Last summer, Colorado-Minas Gerais Partners launched “Improve Your English,” a teacher exchange program for English teaches in Colorado and Brazil. Improve Your English initially brought four Brazilian middle school English teachers to Greeley, CO, where they lived with homestays and took classes at a local community college. This past summer, it was Colorado's turn to send one American English teacher to Diamantina, Brazil. The chapter had just the candidate.
Ruth Warner learned about Partners of the Americas (Partners) a year and a half ago from her neighbor, fellow book club member, and Colorado chapter member. Partners immediately sparked Warner’s interest, and she soon joined. The retired high school English teacher has vast travel, study abroad and teaching abroad experience, as well as a passion for the unknown. Earlier in her teaching career, Warner taught German, French and Russian in the U.S., as well as English in Russian and India. However, other than a brief visit to Ecuador, South America remained unknown. When the opportunity to teach English in Diamantina arose, Warner was eager for the adventure.
Warner traveled to Diamantina with an open mind and a list of questions. “I wasn’t sure what the university expected of me or exactly who my students would be. Would I have to give exams? Would I have to give grades? How much English would these students know before coming to my class? There were a lot of unknowns,” Warner said.
Warner was stationed at a local university for one month, in a classroom with students whose ages ranged from 19 - 38. Her first day teaching, Warner soon learned that her students’ English speaking abilities varied greatly across the board. Those studying to be English teachers had no issues understanding her, and were “extremely motivated, interested and talented.” Others struggled greatly with introducing themselves in English, including one boy who “gave his name, then got up and walked out.” Warner never saw that student again.
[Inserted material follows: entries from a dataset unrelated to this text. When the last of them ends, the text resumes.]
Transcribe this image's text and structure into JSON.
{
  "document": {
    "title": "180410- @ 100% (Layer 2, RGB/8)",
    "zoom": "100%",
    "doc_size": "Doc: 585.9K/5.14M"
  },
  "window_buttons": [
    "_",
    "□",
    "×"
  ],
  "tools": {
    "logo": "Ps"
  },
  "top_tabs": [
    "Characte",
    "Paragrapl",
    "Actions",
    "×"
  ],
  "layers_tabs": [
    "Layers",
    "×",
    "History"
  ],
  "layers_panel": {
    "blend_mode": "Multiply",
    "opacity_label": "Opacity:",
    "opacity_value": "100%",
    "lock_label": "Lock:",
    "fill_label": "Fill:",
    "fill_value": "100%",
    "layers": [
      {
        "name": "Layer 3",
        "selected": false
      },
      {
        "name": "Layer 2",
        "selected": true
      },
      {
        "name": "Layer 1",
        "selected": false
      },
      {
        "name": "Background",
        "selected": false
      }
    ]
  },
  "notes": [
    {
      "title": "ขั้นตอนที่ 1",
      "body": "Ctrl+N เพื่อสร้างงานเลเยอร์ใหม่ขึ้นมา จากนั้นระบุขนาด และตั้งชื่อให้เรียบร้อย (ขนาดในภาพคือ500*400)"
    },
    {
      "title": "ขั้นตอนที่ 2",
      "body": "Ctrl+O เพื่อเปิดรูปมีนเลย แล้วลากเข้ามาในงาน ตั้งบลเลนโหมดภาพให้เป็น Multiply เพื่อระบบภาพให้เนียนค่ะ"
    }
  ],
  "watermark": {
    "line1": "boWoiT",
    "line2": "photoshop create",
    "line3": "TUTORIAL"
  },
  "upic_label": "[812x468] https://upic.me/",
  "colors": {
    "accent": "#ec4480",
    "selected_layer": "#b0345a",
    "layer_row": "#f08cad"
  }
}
Through the ups and downs, Warner remained positive. She worked hard to be flexible and build relationships with her students. And she clearly came to mean just as much to them, as they do to her. “The city of Diamantina is rather small, so I frequently ran into students in cafés, downtown, or other places,” Warner said. “They were always excited to see me, gave me hugs and kisses (the traditional Brazilian greeting), introduced me to friends, and wanted to practice their English. They invited me to attend concerts at local bars where they were playing or singing, and were thrilled when I actually attended. It was very refreshing.”
The informality between teacher and student was another surprise to Warner, and something she came to cherish. Warner’s passion for teaching truly comes from connecting with her students – “hearing their stories, listening to their aspirations, watching them learn, seeing them get excited about understanding something, or helping them work through difficulties.”
And this time around, Warner was a volunteer teacher. Which she learned meant not worrying about meetings, grades and other usual teaching responsibilities. With her new found free time, when Warner wasn’t exploring Diamantina, she was enrolled in Portuguese language classes.
Warned learned a tremendous amount about both Brazil’s language and culture during her time in Diamantina. She hopes this is not the end of her experience. “I am now very interested in Brazil, and would like to return and continue my studies in Portuguese,” Warner said.